    Maria Geiger, “Chaucer’s Orthodoxy in the Age of Lollardy: Gentilesse in The Wife of Bath’s Tale, The Parson’s Tale, and “Gentilesse, Moral Balade of Chaucier,” Spring 2012.

    Bruce MacBeth, "Making Me Sick: The Rhetoric of Pharmaceutical Marketing," Fall 2012.

    Audrey Marcu-McGowan, “Small and Large Collaborative Group Work to Promote Learning In Freshman Composition Courses at Community Colleges,” July 2012

    Amy B. Monahan, “How to Polish the “Perfectly Polished Floor” and Write About It, Too: Life, Death, and the Domestic Aesthetic, or Poemesticity, of Linda Pastan," Spring 2012.

    Kimberly Morté, “Jumping the Great White: Kiana Davenport’s Shark Dialogues as American Literature,” Spring 2012. Distinction.

    Linda Johnston Muhlhausen, “MY OUT- CAST STATE, An Elizabethan Tragedy. A play in III acts,” Spring 2012.

    Elizabeth Myers, "Negotiating Between Adult Author and Young Adult Audience: Characterization in House of Many Ways,” Spring 2012

    Pamela Quillamor, “Will the Real Prufrock Please Stand Up? Misogyny in the Poetry of T.S. Eliot and Eminem,” Spring 2012.

    Kristin Dexnis Rosengrant, “Double Duty, A Novel in Progress,” Spring 2012.

    Mariana Sierra, “Isla,” Spring 2012. Distinction.

    John A. Tesauro III, “From the Inside Looking Out: Society’s Fringe,” Spring 2012.

    Frank Gogol, "Broken" and "Weeds": Short Fiction, Fall 2011.

    Sara Van Ness, "Ah Pook is Where? Authorship, Textuality, and Contingency," August 2011. Distinction.

    Alexis Anderson, "Deconstructing Post Race, Reception and Language (Linguistics): Richard Wright's Native Son," Spring 2011.

    Nicole Gough, "Cajun Dialect and Identity in Ernest Gaines' A Gathering of Old Men," Spring 2011.

    Veronica Guevara, "Genre Subversion in Where the Senoritas Are: A Play in Two Acts," Spring 2011.

    Sara Krainski, "Waste," Spring 2011.

    Lois Levine, "Charlotte Temple and the Making of America's First Best Seller," Spring 2011.

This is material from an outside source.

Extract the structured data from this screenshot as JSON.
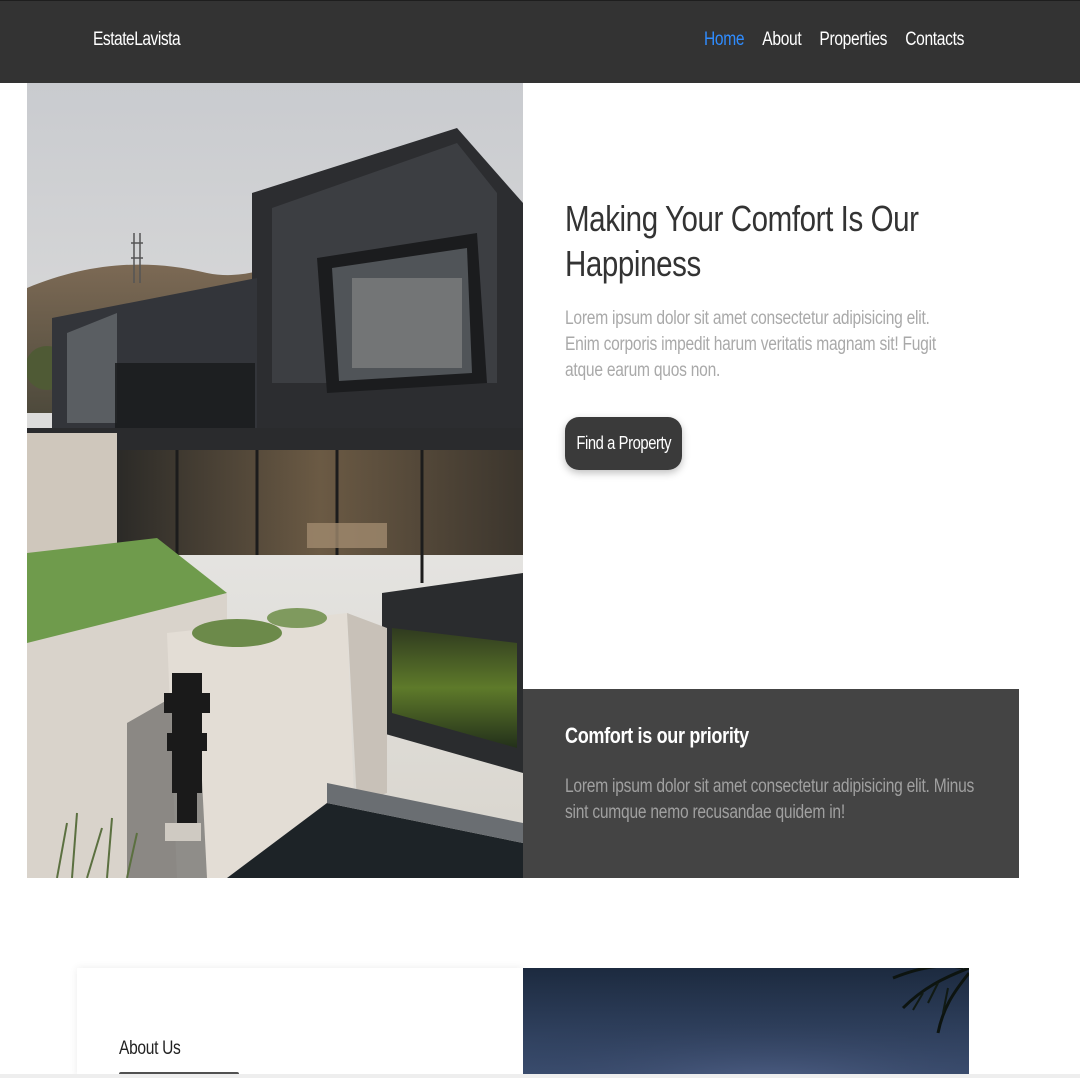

    Tracy Lisk, "The Role of Charlotte Lennox's The Female Quixote in the Progression of Female Characters and Writers from Romance to Novel," Spring 2011.

    Sharon Murphy, "Gender Entrapment in George Eliot's The Mill on the Floss and Jane Campion's The Piano," Spring 2011.

    Walter Przybylowski, "Written Screen/Filmed Page," Spring 2011.

    Brianne Sardoni, "Pedagogy of Composition Theory and Synthesis of Methodology," Spring 2011.

    Heather Steimel, "Domestic Disturbances," Spring 2011.

    Matthew Wheeler, "Enchanting Masculinity: Women and Warrior Culture in Malory's Morte Darthur," Spring 2011.

    Shanna Williams, "Postcolonial Feminism," Spring 2011.